Because it is often faster to cache food than to consume it (see Careau, Giroux & Berteaux, 2008), food-storing consumers have the capacity to acquire energy rapidly from pulsed resources. During mast years for instance, eastern chipmunks (Tamias striatus) can hoard a winter's worth of energy requirement in a single day (Humphries et al., 2002). Similarly, foxes can accumulate significant energy reserves during a goose nesting season (∼30 d). Indeed, the relatively high acquisition rate by actively foraging foxes (10.3 eggs·h−1) during the laying period and the large amount of energy contained in a goose egg (mean of 900 ± 9 kJ·egg−1, Choinière & Gauthier, 1995) make hoarding behaviour highly profitable. The amount of energy required to survive 30 d (∼15 640 kJ; Prestrud, 1991) could be stored by an arctic fox in less than 2 h of active foraging and caching during the laying period. The use of a cached food reserve during periods of food scarcity (winter and spring) likely enhances arctic fox survival and the number of pups born in the following year (Angerbjörn et al., 1991). Hoarding behaviour may thus increase the reproductive numerical response of arctic fox to the seasonal pulse of goose eggs.
Like many other arctic breeding goose species, the greater snow goose population has increased 14-fold in the last 40 y, in part due to the food subsidy obtained while feeding in southern agricultural lands during winter and spring (Gauthier, Giroux & Reed, 2005). For relatively unproductive Arctic terrestrial ecosystems, breeding geese represent a significant allochthonous energy input. Indeed, the effect of the pulse diffusion through trophic levels can be detected up to 10 km from the nesting goose colony (Giroux, 2007). By storing large numbers of eggs, arctic foxes lengthen both their access to eggs and that of other predators such as common ravens (Corvus corax) that raid food caches made by foxes (Careau et al., 2007). Hence, hoarding behaviour by arctic fox could enhance the diffusion of this allochthonous resource pulse in arctic ecosystems (Gauthier et al., 2004). By increasing the average predator density, the presence of a large goose colony can have long-term indirect effects on other prey species like lemmings and ground nesting birds through apparent competition (Bêty et al., 2002).
We thank G. Darou, D. Leclerc, and A. Lycke for field assistance. We are indebted to the Hunters and Trappers Association of Pond Inlet, Nunavut Territory, and Parks Canada for assistance and support. Funding and support were provided by the Polar Continental Shelf Project, the Fonds québécois de la recherche sur la nature et les technologies, the Nunavut Wildlife Management Board, the Natural Sciences and Engineering Research Council of Canada, the Canada Network of Centres of Excellence ArcticNet, Environment Canada (Arctic Goose Joint Venture and Northern Ecosystem Initiative), and the Canada Research Chair Program.

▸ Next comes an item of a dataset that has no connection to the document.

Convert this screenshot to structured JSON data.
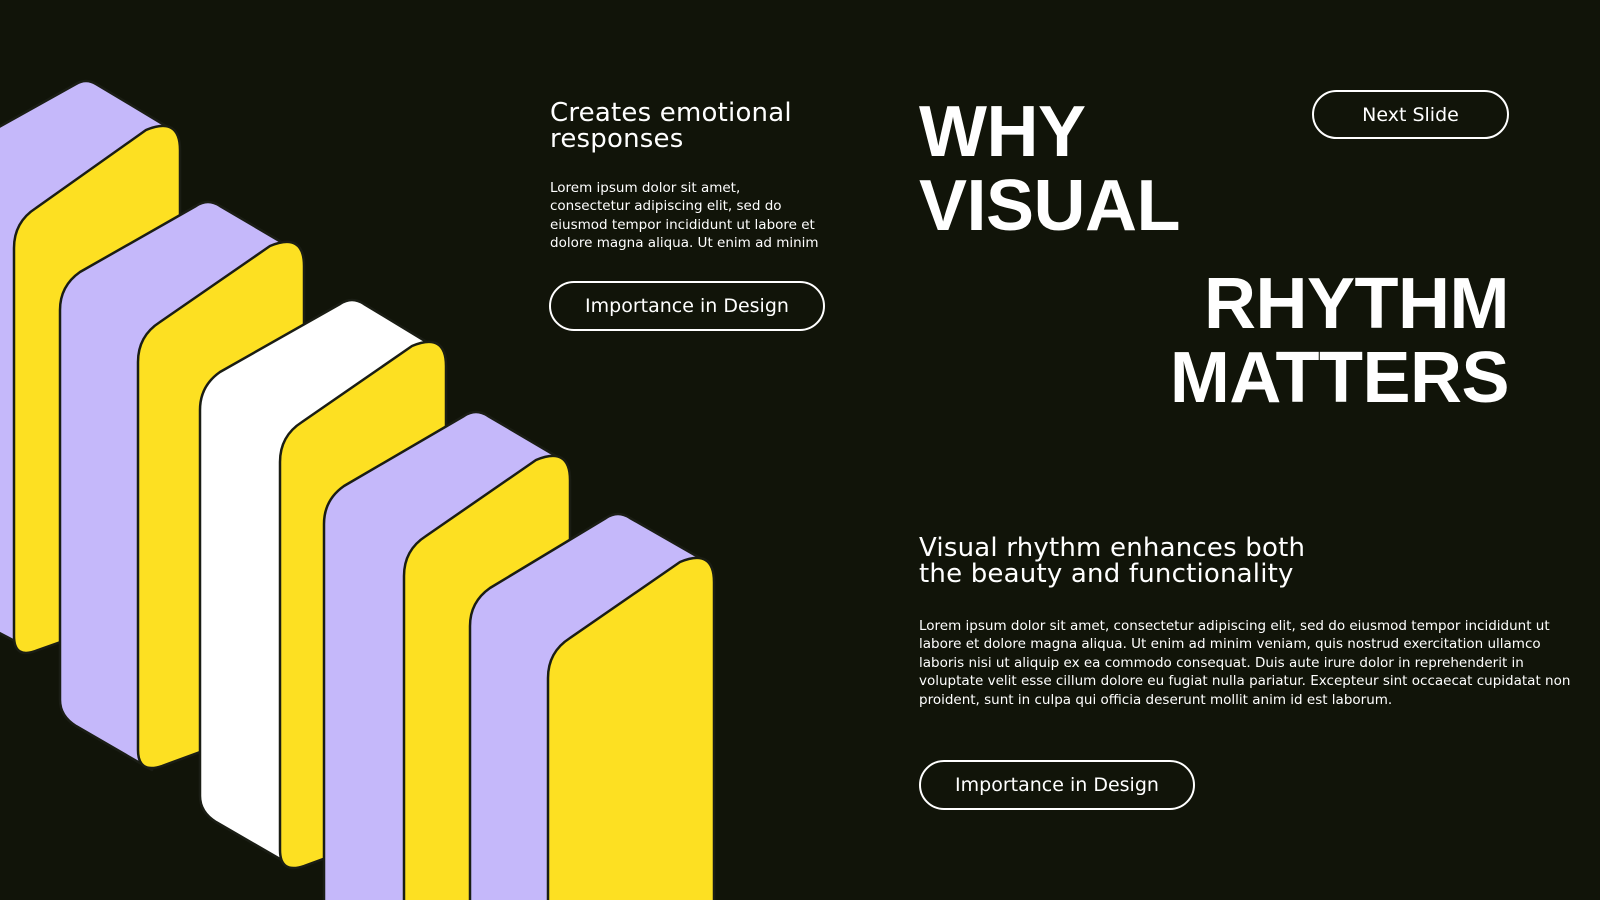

We thank the Groupe de recherche en écologie comportementale et Animale (GRÉCA) for fruitful discussions and M. Leonard, J. Nocera, and two anonymous reviewers for their comments on the manuscript. This is Polar Continental Shelf Project 046-07.